Part three of a three-part series on how we build cohesive and compelling campaigns at Modern Impact (We bet you’re as excited to see how this ends as GOT).
If you remember back to part one in the series (email design) or part two (digital display ads), the El Diablo brand manager assigned us to create awareness for their new product by having people take their hot sauce challenge. Now we need to send our web traffic somewhere to convert our visitors by providing a positive measurable experience. Enter the landing page design…
A campaign landing page does many things. It helps build your brand, provides details of the campaign, offers multiple ways for the user to see/interact with key information, and drives conversion to deliver on Key Performance Indicators (KPIs) – whether it’s through a form, a click-thru or even a shopping cart. You can also use a landing page for other guided actions, including:
- Building your email list
- Downloading free content
- Signing up for an event
- Lead generation etc.
- Promoting branded content, videos, etc.
Since we’ve defined our KPI as “getting users to sign up for the hot sauce challenge”, when we take the visitor to the landing page, we need to take them through the steps (using best practices) to create a smooth and intuitive user journey and guided brand interaction.
Think mobile first
According to statista.com, 4.57 billion people worldwide used a mobile phone in 2018. So, you can design a landing page to look fantastic on a laptop or desktop, but if it suffers on mobile you run the risk of “un-selling” your product – even damaging your brand. As everyday users, we see mobile-first webpage designs that look great on our phones and work properly. When we see one that is difficult to use or looks janky on mobile, our first instinct is to be annoyed.
At Modern Impact we always start with mobile design in mind to create landing pages and websites that are seamless and responsive. In addition to mobile-first design, here are some pointers for getting your targets to interact and convert:
Use language that your target audience uses in conversation. Remember this landing page is not your website but it IS an extension of your brand. Make sure you’re using clear and branded messaging to create a stronger bond between your audience and product.
It needs to look professional by using high quality photography, videography, typography and be stripped down to only the essentials within copy, navigation and buttons. Again, this is NOT your website – we are guiding the user to take a particular action. If the relevance of a piece of content is in question, you can probably cut it.
Call to action
The call-to-action indicates the specific action we want our visitors to take once landing on the page.

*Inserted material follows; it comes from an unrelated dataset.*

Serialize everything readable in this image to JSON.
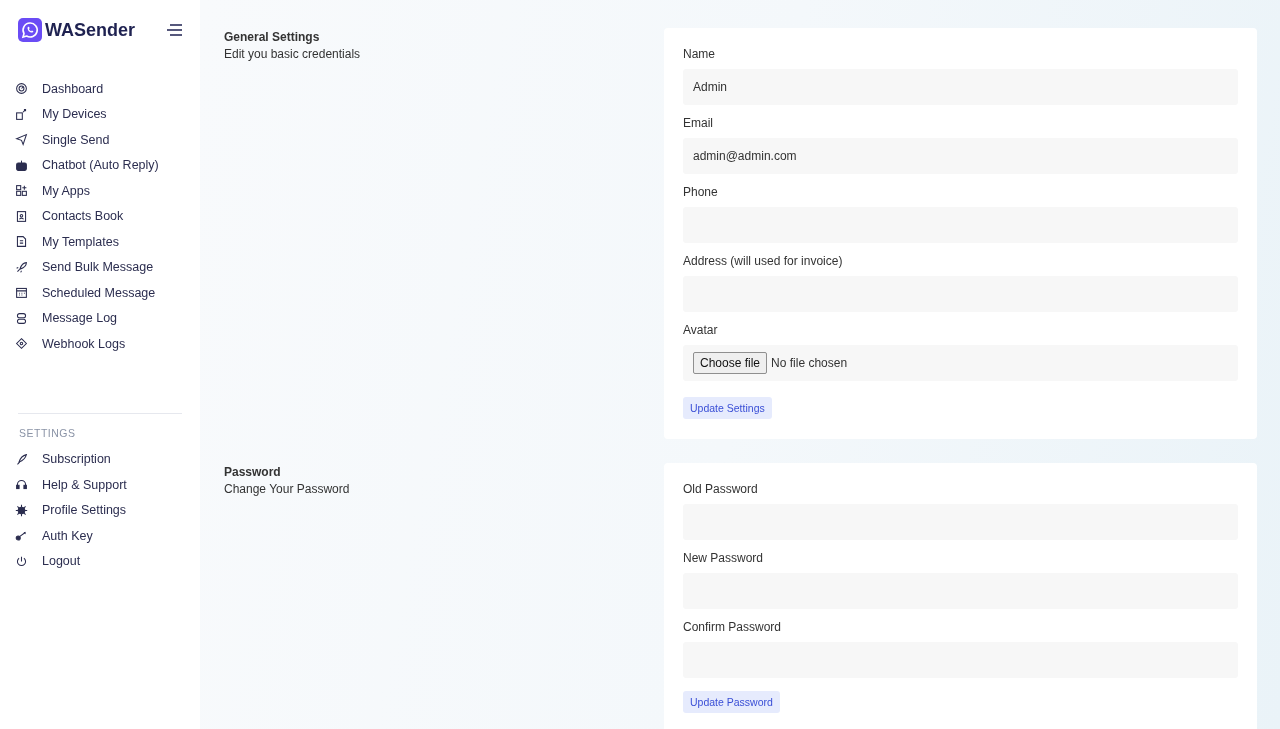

Make sure this is prominent and repeat it several times throughout your landing page.
Now that we have the overall back-end planning taken care of, we’ll dive into the design of the page.
Just like in print, your headline is about 50 cents of your dollar. It needs to be captivating and enticing to a degree that people will want to read further into your page. Let them know why they’re here and engage them.
For our headline, since our target audience is the 25-45 year-old male market, we’re going to use a headline that resonates with them by using language they actually use…like “HOT-ASS SAUCE.”
Again, we want to think mobile first when it comes to layout. We also want to keep it clean, quick and concise. Don’t forget, this is different from a website…this is not a page to scroll and learn “About Us” but a page made for a particular reason.
Since we want them to learn about our new product and sign up for the challenge, we are going to use a large brand/product introduction video for our above-the-fold-section (great way to communicate more information in a short segment) and continue with a CTA.
Of course, visuals need to be high quality and on brand. They also need to be campaign-specific.
For example – If you are selling an Orange Mocha Frappuccino at a gas station, but show only Blue Mocha Frappuccinos in all of your ads, there’s going to be a disconnect. Your blue drinks will lead to an orange landing page and your consumers will get a bad tingly feeling that something is off.
Make sure what you use in your content matches throughout the whole campaign…otherwise the gas station may burn down (search Zoolander clips if you don’t know what I’m talking about here).
Here’s what our El Diablo design applied to the above layout would like like to connect the campaign visual layer to the selected layout.
At this point when all-of-the-above has been put into place, you’ll have one hot-ass landing page for one hot-ass campaign. Sit back and listen to your inbox ding with your targets signing up to see if they can take the heat.